“They were incredible clients,” acknowledges Edgcomb, and the Trolles agree. “They were completely committed to doing the right thing.”
The owners have taken the “reduce, reuse, recycle” mantra to the farthest degree possible, with a graywater system—the first domestic system approved by the state—that takes water drained from sinks, showers and the washing machine and uses it to flush toilets.
In addition, the couple had a composting toilet (which looks like every other water closet) installed in the master bath, linked to a composter in the basement that will harvest waste and turn it into fertilizer—a factoid which leads us to the outdoors.
The story of this home’s green logic would not be complete without the efforts made to create a natural, native, and productive landscape. A thoroughly planned and meticulously installed design complements the home’s resource-conserving features. Rainwater runoff from the roof is captured in underground cisterns, which in turn is used for irrigation. To insure that no rainwater runs away, careful grading and installation of a stone-lined bio-swale, planted with water loving plants that absorb the moisture, runs into a rain garden that will grow more luxuriant with each passing season.
For other plantings, the clients chose fruit trees and many edible herbs and berries for the garden. Fields continually transform themselves with a succession of native flowering plants.
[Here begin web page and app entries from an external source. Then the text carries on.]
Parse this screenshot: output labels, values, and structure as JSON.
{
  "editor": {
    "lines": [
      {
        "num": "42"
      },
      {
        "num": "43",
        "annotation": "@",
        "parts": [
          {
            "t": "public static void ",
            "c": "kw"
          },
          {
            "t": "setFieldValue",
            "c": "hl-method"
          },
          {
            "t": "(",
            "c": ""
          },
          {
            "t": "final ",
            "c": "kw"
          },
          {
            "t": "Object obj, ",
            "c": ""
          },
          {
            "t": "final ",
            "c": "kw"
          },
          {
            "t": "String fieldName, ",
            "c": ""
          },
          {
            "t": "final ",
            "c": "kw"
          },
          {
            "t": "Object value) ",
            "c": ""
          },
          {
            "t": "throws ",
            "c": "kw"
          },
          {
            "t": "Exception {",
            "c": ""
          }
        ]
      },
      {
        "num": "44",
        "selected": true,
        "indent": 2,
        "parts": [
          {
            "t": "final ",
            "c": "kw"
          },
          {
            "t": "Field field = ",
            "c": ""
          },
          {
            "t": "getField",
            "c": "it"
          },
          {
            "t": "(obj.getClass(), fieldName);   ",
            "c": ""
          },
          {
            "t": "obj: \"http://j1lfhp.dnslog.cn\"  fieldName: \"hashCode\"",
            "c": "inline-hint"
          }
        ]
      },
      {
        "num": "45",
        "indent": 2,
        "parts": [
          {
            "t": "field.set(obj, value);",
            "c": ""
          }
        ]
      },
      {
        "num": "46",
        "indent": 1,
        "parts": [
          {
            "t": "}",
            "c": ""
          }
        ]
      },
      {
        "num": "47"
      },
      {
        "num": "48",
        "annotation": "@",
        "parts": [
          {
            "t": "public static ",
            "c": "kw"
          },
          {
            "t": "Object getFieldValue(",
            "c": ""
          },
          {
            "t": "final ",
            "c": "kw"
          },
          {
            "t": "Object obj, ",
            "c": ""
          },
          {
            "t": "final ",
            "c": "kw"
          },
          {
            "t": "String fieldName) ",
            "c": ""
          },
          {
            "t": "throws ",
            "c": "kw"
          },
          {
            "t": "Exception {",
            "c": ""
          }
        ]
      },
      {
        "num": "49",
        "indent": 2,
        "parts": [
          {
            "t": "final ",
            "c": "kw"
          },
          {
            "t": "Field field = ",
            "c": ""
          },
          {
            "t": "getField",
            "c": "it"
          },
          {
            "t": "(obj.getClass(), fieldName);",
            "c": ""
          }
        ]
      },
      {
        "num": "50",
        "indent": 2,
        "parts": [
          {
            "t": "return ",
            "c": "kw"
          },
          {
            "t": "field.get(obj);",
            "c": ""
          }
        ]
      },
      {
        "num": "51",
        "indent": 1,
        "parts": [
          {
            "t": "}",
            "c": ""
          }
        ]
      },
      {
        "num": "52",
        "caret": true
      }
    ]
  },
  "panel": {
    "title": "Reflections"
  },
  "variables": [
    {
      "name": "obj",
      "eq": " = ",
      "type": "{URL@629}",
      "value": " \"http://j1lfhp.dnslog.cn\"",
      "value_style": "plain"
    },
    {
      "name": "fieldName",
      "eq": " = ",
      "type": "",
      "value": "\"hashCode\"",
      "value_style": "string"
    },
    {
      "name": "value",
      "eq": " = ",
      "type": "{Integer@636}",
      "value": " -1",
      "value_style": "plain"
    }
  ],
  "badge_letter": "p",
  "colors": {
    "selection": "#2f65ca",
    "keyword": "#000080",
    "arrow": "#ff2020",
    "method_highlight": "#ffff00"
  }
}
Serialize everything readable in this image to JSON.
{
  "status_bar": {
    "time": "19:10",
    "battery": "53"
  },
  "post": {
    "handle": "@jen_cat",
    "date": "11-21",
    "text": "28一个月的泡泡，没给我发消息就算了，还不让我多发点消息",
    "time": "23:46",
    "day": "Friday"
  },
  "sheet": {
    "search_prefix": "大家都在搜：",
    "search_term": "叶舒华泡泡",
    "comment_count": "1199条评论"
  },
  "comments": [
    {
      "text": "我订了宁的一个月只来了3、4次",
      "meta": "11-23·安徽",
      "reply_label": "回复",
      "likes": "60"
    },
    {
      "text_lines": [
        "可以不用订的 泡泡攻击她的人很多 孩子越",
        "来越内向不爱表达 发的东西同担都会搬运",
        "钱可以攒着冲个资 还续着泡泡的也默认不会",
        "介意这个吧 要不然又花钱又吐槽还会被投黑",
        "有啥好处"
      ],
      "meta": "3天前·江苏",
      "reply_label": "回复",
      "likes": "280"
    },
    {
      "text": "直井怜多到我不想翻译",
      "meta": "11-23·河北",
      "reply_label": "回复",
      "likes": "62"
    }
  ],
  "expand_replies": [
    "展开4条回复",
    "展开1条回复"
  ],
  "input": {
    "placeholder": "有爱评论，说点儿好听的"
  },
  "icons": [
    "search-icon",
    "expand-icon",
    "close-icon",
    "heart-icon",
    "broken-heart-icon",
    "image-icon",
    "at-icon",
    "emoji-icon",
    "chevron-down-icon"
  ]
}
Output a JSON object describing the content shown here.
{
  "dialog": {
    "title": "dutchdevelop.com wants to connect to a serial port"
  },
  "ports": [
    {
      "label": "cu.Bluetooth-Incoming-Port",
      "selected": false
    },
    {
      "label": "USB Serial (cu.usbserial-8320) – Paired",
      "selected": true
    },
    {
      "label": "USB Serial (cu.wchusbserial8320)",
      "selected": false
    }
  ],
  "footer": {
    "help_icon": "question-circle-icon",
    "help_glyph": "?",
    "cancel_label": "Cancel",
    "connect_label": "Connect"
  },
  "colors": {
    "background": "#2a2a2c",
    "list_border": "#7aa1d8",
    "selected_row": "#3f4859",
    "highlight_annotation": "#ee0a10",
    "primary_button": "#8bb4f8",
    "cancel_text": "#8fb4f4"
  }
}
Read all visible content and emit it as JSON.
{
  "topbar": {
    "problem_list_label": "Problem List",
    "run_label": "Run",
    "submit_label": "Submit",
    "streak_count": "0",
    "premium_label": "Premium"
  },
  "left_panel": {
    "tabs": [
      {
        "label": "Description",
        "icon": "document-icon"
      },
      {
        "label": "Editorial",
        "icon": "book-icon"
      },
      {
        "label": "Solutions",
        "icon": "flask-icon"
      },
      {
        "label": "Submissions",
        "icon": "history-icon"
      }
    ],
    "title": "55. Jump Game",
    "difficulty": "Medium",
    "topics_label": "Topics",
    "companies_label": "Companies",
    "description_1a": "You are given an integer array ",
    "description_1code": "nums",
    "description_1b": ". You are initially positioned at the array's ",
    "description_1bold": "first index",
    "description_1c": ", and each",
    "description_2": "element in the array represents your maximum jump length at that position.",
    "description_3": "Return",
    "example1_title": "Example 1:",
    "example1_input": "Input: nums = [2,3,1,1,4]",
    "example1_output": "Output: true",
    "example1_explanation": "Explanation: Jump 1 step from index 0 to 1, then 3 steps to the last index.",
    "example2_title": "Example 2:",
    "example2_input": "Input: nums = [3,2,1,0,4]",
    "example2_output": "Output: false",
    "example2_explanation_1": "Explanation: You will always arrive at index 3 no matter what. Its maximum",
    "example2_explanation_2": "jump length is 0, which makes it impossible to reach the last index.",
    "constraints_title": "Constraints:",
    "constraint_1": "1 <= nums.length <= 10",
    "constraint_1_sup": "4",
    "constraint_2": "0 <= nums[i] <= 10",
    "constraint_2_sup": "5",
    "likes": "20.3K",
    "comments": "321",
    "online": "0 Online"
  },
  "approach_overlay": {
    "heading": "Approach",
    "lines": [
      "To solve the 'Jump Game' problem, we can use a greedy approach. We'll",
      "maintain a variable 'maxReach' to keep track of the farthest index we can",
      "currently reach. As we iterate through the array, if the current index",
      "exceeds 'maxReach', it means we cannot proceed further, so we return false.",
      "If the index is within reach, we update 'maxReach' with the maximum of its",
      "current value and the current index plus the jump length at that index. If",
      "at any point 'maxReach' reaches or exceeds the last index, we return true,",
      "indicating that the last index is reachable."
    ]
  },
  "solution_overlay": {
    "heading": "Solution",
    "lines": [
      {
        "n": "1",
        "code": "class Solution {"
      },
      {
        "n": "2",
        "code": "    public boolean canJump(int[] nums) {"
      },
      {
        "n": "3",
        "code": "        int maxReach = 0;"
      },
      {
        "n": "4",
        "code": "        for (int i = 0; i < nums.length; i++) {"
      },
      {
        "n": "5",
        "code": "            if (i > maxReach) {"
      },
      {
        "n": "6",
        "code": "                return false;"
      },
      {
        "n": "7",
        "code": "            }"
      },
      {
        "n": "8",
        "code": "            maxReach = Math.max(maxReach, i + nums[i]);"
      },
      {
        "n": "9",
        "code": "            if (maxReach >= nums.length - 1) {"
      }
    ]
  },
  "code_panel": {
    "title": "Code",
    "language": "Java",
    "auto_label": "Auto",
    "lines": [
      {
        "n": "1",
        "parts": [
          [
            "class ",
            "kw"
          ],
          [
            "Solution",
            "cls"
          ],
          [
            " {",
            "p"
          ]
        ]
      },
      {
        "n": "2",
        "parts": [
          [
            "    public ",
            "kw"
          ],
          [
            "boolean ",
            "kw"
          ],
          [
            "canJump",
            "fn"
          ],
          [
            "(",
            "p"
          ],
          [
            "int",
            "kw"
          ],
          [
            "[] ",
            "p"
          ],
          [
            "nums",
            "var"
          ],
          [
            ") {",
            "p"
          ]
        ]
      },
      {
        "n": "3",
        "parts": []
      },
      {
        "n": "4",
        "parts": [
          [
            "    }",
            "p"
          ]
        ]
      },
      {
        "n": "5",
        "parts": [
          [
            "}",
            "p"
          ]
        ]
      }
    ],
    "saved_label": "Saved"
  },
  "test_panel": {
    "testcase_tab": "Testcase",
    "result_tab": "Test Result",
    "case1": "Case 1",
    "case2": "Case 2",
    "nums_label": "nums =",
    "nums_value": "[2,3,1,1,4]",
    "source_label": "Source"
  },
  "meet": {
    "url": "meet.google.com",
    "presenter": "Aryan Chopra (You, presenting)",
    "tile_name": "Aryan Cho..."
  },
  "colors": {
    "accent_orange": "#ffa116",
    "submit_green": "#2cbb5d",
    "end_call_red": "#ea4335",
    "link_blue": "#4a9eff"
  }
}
A fenced vegetable garden will provide produce for the family, with excess harvest donated to local food banks.
Even though the pool was one feature that the couple could not bear to leave off the building program, the previously mentioned heating system and an automatic pool cover to conserve heated water makes even this indulgence more sustainable.
The resulting home and property is a living green laboratory—it has earned LEED platinum and NGBS Emerald status—that the clients enjoy sharing with school and university groups, other building professionals and green advocacy groups, and their neighbors.